Image courtesy Siemens Healthcare

Blog | PET-CT | April 06, 2016
The good news for molecular imaging is that the latest generation of PET/CT can visualize more and subtler signs of...
PET/CT scan, brain stress center, heart disease predictor, ACC.16
News | PET-CT | April 05, 2016
April 5, 2016 — New research shows individuals with a greater degree of activity in the stress center of the...
PET imaging, cancer treatment, UCLA study, Caius Radu, dCK
News | PET Imaging | March 29, 2016
March 29, 2016 —A promising new discovery by University of California Los Angeles (UCLA) scientists could lead to a new...
PET-CT, head and neck cancer, U.K. study, persistent cells

Scans showing the remaining surviving cancer cells after treatment.

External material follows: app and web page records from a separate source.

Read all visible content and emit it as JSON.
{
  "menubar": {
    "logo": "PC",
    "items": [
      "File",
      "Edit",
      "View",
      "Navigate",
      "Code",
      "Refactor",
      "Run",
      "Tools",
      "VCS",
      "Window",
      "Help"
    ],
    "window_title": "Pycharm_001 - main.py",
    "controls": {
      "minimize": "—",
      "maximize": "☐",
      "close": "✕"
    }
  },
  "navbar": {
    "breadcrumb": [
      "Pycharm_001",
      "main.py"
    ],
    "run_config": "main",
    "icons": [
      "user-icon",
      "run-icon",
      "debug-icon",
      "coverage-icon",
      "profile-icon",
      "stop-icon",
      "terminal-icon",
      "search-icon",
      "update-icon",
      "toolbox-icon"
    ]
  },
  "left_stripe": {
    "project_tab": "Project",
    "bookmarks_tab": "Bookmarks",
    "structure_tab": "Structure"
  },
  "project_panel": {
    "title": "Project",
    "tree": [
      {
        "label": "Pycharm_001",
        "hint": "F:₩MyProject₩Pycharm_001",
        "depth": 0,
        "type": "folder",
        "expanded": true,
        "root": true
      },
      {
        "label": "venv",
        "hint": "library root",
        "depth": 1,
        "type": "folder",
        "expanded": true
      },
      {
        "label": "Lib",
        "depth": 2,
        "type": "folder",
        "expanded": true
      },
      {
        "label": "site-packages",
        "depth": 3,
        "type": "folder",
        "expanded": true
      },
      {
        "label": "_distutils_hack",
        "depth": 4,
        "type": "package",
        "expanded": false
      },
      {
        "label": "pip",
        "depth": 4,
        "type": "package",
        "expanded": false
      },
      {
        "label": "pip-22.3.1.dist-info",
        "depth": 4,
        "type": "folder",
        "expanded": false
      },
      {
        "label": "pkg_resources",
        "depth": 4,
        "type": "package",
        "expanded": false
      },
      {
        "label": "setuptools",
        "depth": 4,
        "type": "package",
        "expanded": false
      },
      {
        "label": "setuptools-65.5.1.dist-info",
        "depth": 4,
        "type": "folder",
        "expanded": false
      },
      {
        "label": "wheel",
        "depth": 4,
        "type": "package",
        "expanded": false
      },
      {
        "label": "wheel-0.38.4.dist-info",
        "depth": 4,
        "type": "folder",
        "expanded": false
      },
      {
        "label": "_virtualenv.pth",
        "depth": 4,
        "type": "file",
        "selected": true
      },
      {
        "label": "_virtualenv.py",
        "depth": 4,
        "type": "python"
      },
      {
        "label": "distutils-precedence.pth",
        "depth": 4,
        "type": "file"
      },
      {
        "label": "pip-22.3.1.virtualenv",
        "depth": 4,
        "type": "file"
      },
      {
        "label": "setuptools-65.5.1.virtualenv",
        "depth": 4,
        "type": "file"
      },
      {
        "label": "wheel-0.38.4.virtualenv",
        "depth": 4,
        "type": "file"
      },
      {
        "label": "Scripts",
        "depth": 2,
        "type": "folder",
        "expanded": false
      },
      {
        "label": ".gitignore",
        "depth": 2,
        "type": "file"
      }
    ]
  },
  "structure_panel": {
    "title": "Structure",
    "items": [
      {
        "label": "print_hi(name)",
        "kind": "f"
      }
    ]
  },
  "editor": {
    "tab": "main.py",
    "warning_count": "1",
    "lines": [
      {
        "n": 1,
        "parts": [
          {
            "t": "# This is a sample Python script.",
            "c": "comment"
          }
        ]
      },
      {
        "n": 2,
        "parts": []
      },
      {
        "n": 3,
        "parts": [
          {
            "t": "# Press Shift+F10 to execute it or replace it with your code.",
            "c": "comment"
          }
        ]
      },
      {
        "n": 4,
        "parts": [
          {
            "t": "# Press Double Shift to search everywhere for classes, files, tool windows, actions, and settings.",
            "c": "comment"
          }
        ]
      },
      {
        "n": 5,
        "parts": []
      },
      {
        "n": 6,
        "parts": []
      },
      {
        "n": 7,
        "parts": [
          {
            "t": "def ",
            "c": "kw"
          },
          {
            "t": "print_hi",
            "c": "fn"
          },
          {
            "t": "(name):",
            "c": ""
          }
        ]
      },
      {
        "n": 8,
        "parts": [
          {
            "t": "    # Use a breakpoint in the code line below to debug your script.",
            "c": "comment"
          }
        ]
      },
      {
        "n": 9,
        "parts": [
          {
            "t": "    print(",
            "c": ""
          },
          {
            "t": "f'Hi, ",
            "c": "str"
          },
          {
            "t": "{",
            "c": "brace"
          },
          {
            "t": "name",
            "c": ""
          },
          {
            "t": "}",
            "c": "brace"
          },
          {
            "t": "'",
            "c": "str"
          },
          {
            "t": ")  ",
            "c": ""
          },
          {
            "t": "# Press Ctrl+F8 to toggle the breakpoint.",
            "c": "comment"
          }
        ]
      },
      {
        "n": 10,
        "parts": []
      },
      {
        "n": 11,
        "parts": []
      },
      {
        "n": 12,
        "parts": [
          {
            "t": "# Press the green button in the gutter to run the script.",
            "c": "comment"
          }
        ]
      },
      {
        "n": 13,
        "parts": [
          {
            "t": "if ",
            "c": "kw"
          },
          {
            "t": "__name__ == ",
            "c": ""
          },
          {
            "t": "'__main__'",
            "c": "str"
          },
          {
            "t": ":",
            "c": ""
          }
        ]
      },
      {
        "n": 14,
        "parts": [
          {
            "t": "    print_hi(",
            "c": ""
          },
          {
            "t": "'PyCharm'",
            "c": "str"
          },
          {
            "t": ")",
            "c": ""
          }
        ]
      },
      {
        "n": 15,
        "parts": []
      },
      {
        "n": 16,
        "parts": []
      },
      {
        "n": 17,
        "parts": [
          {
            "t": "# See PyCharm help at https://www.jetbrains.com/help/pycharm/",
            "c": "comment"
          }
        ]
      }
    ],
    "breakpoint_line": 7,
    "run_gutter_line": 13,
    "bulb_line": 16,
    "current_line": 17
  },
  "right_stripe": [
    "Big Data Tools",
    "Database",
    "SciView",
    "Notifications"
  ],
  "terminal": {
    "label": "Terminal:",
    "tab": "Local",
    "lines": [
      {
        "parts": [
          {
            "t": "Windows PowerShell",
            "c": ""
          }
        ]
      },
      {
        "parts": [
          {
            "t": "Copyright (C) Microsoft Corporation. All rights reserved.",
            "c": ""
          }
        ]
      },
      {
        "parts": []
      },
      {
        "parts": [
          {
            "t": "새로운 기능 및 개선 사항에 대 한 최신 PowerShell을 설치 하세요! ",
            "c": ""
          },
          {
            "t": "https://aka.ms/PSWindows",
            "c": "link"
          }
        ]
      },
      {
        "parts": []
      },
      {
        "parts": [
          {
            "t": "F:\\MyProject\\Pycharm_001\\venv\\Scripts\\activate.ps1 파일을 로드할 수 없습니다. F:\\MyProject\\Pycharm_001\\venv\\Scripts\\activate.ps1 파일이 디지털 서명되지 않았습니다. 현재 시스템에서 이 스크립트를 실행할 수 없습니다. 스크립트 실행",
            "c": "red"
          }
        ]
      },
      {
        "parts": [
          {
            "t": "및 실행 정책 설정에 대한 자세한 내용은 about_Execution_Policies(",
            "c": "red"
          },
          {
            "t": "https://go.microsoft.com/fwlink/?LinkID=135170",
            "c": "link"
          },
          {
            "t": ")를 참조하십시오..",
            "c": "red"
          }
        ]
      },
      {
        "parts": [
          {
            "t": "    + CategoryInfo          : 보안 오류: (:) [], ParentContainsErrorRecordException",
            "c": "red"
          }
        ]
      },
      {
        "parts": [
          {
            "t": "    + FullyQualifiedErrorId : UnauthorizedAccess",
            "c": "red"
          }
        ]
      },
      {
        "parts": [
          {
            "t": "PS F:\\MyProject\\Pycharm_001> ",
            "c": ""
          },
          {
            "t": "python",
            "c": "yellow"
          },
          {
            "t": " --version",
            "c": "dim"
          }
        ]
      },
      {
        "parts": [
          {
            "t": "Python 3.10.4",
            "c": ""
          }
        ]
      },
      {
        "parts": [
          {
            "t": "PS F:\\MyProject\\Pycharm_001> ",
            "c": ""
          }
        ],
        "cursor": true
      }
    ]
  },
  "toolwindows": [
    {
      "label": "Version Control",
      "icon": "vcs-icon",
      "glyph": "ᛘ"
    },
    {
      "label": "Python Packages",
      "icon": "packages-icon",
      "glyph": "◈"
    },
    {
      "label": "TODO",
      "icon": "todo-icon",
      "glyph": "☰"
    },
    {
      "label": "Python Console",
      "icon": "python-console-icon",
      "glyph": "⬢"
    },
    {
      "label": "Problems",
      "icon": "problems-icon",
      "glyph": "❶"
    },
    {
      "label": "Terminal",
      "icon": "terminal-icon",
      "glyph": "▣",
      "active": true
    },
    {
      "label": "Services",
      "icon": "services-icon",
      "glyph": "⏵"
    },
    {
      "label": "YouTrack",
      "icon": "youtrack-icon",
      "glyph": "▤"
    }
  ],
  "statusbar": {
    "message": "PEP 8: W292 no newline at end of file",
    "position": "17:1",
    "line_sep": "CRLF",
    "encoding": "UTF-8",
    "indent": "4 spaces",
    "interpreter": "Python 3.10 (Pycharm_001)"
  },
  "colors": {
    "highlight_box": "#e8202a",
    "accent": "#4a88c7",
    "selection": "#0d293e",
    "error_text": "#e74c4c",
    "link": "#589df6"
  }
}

Image courtesy of University of Birmingham

News | PET-CT | March 23, 2016
March 23, 2016 — New research shows that innovative scanning-led surveillance can help identify the need for, and...
PET/CT, oropharyngeal cancer, recurrence, study, Multidisciplinary Head and Neck Cancer Symposium
News | PET-CT | March 16, 2016
March 16, 2016 — For patients treated with definitive...
Alzheimer's disease, IDEAS study, patient enrollment open, amyloid PET scan
News | PET Imaging | March 03, 2016
March 3, 2016 — Participating dementia specialists may now enroll patients in the Imaging Dementia—Evidence for Amyloid...
Alzheimer's disease, oligomers, amyloid plaque, bifunctional chemical agents, Washington University in St. Louis
News | PET Imaging | February 23, 2016
February 23, 2016 — The National Institutes of Health recently bestowed a $1.5 million grant on a Washington University...
PET scans, lung cancer survivors, overuse, national study
News | PET Imaging | February 22, 2016
February 22, 2016 — A new study suggests that one approach to watching for...
Toshiba Celesteion PET/CT, Fox Valley Hematology & Oncology
News | PET-CT | February 10, 2016
February 10, 2016 — Patients at Fox Valley Hematology & Oncology’s (FVHO) new cancer care center are receiving a...